The vascular endothelium functions both as a barrier and as a targeting site during development and metastasis of breast tumors. The hypothesis for studies in our application is that novel nanovectors to capture proteins associated with angiogenic blood vessels for use to selectively target these structures and to deliver therapeutic agents to vascular compartments surrounding human breast tumors provides disruptive technology that will overcome the significant barriers that are currently present in transport of therapeutic agents from the vascular compartment to the site of breast tumors. This BRP R01 proposal brings together an interdisciplinary, multi-institutional team of established investigators from University of Texas Health Sciences Center, UT-MD Anderson Cancer Center, UT-Medical Branch at Galveston, The Ohio State University, and the University Magna Graecia, Catanzaro, Italy who collectively have expertise in all of the necessary areas to achieve the goals of identifying molecular signatures of breast tumors and their associated vasculature to enable targeting and destruction of breast tumors and blood vessels using nanovectors. The areas of expertise include nanovector development and refinement, breast cancer biology, molecular biology, vascular targeting using page display approaches, development of small interfering RNAs in neutral liposomes for tumor targeting, development of novel aptamers for tumor targeting, 3-dimensional mathematical modeling of the vasculature, proteomics using Mass Spectrometry, biostatistics and data mining.

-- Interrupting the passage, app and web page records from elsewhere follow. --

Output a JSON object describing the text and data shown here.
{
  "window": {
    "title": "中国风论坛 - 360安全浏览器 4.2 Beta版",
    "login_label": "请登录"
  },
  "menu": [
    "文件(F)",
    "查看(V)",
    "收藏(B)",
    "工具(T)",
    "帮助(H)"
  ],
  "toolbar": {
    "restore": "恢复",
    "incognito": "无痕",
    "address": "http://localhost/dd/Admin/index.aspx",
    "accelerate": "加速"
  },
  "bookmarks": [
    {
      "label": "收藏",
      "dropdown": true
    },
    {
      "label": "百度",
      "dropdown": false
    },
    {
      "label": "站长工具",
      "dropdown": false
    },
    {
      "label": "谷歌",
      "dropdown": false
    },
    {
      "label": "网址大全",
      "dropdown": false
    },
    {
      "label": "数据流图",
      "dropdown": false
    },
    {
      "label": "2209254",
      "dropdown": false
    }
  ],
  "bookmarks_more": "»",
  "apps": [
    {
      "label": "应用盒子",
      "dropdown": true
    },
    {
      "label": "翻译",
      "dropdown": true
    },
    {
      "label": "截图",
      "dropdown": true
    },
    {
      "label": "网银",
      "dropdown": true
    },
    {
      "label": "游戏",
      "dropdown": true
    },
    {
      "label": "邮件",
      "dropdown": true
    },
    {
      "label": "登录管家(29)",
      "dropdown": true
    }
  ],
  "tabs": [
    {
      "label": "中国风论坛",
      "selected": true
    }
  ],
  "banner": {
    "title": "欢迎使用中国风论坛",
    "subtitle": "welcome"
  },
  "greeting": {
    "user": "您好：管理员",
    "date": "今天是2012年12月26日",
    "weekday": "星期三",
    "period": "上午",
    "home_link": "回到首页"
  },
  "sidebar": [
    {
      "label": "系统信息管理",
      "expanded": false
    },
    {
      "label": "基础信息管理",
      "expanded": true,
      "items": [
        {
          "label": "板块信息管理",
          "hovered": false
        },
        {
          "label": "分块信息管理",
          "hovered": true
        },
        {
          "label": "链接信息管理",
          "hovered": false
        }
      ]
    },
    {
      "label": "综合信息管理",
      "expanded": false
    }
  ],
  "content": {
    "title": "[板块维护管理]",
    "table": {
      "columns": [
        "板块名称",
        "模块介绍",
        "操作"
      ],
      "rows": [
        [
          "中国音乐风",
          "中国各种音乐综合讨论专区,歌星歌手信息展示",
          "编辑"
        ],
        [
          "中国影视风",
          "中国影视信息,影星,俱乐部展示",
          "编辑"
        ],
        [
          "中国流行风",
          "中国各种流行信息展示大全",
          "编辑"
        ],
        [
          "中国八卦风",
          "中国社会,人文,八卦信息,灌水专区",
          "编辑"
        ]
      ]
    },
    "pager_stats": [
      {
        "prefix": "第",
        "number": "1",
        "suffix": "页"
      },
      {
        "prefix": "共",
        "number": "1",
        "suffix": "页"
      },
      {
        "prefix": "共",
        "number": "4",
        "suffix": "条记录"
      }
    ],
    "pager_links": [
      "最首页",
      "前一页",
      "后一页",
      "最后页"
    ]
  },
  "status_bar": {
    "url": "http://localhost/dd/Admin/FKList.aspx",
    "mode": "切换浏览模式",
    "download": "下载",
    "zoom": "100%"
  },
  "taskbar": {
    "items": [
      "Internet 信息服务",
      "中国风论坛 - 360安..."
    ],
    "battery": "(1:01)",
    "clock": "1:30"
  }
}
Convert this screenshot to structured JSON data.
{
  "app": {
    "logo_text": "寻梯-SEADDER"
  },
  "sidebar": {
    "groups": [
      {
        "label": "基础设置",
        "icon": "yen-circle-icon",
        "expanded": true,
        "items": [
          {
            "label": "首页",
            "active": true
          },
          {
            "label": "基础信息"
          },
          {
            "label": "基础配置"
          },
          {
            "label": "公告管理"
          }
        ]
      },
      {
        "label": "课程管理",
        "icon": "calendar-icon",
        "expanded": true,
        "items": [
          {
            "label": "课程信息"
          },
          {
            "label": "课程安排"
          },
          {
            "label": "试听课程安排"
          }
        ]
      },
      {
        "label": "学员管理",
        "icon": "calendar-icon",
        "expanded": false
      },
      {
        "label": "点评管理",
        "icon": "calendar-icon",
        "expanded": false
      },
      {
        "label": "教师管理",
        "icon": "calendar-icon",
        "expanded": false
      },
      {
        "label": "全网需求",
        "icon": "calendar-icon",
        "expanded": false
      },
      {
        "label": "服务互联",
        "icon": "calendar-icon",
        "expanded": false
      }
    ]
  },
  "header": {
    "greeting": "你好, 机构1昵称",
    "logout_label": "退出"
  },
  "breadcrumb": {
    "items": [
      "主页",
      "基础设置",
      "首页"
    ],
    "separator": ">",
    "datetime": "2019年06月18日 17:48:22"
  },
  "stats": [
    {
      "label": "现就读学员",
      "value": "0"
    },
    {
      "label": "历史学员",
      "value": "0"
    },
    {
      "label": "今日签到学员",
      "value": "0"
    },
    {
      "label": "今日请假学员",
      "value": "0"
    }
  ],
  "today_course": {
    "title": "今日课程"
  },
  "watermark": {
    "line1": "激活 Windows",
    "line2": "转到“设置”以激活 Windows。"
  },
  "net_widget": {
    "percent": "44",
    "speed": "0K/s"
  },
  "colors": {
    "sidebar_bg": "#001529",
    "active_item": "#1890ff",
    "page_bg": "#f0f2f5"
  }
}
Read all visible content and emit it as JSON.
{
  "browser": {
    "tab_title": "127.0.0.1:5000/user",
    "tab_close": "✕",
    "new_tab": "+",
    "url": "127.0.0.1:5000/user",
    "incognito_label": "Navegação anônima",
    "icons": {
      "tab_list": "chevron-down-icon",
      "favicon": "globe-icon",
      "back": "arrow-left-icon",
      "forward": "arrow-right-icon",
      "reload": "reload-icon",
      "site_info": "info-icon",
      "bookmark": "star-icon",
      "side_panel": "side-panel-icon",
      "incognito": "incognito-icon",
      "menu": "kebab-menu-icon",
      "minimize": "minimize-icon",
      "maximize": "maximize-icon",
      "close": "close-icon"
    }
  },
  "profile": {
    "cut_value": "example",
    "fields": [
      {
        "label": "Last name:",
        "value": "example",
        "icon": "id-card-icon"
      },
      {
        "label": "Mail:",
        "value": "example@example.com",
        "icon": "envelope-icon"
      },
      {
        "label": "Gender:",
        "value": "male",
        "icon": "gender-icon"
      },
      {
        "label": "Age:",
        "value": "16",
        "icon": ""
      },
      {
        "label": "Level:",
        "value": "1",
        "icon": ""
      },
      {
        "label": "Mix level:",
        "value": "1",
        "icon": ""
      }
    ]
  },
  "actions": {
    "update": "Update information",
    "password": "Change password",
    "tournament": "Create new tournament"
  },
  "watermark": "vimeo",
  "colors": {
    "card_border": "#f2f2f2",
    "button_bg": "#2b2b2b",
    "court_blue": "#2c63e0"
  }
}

To accomplish these goals, the following Specific Aims are proposed: 1). Define known and as yet unidentified proteins using novel nanochips for fractionation and elution of low molecular weight peptides present in serum, and produced by breast tumors and vasculature. 2). Identify molecular signatures associated with angiogenic processes within the vasculature and serum peptidome of the breast tumor microenvironment using phage display libraries and ablate breast tumor vasculature with targeted gold-phage nanoparticle assemblies as signal reporters and drug/gene delivery carriers; and 3). Refine multi-stage nanovectors combined with quantitative computer modeling to selectively target the vasculature associated with breast tumors combined with time-regulated delivery modalities to optimally overcome the biobarriers for effective destruction of breast tumors and their adjacent vasculature.